WASHINGTON — Vice President Al Gore dropped pollster Mark Penn on Friday as part of an accelerating effort to refocus his ailing presidential campaign, an operation Gore and his senior strategists concluded was bogged down with too many consultants with too many competing outside interests.
Gore replaced Penn with veteran Democratic pollster Harrison Hickman, two days after he announced he was moving his campaign "lock, stock and barrel" to Nashville. He also released three other prominent pollsters who have been hired on contracts to serve as advisors to the campaign.
Penn has been a pivotal advisor to President Clinton for the last four years in his capacity as pollster for the Democratic National Committee. He and partner Doug Schoen also are advising Hillary Rodham Clinton. Combined with his work for Gore, this put Penn in an unprecedented position in modern Washington: at ground zero in the political operations of the country's three most prominent Democrats.

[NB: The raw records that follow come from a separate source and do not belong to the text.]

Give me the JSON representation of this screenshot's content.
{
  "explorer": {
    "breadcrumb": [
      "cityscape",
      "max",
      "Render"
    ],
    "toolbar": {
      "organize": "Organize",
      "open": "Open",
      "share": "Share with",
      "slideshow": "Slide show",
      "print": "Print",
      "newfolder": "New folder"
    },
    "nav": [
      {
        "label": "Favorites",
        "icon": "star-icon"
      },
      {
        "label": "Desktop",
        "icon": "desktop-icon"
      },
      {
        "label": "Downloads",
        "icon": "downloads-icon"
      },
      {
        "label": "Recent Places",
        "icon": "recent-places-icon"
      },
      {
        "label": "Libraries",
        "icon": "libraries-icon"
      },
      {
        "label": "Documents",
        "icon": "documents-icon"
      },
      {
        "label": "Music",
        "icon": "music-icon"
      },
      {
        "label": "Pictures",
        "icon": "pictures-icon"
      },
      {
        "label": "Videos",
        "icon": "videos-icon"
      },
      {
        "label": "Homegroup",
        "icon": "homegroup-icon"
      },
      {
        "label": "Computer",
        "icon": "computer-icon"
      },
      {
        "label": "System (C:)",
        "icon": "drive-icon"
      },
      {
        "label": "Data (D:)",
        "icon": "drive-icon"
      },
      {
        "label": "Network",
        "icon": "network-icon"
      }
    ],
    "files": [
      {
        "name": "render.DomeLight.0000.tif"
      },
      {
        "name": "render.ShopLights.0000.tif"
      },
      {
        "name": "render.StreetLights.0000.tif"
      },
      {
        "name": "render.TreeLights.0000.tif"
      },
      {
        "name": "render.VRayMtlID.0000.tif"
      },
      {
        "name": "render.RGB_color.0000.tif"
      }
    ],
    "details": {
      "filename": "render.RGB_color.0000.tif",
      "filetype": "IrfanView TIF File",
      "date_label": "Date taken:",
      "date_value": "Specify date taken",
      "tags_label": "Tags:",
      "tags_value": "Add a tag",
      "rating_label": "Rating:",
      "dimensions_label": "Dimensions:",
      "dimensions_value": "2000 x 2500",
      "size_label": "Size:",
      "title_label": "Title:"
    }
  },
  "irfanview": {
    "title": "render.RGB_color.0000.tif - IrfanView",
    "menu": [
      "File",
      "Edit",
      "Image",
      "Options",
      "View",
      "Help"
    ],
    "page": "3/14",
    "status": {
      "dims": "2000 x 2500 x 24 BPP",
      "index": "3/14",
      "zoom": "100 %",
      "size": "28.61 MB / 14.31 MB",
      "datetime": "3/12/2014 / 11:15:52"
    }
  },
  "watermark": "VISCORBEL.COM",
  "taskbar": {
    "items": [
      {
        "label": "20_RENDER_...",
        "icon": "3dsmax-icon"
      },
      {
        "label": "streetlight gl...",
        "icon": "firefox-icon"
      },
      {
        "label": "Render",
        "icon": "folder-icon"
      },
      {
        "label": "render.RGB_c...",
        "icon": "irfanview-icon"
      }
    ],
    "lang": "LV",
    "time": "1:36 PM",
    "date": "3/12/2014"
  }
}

His firm also does extensive corporate work, including polling for Microsoft.
To a growing number of Penn critics in the Gore camp, this lengthy roster of clients became emblematic of a campaign in which several top advisors seemed to approach the presidential campaign with wavering attention spans and divided loyalties.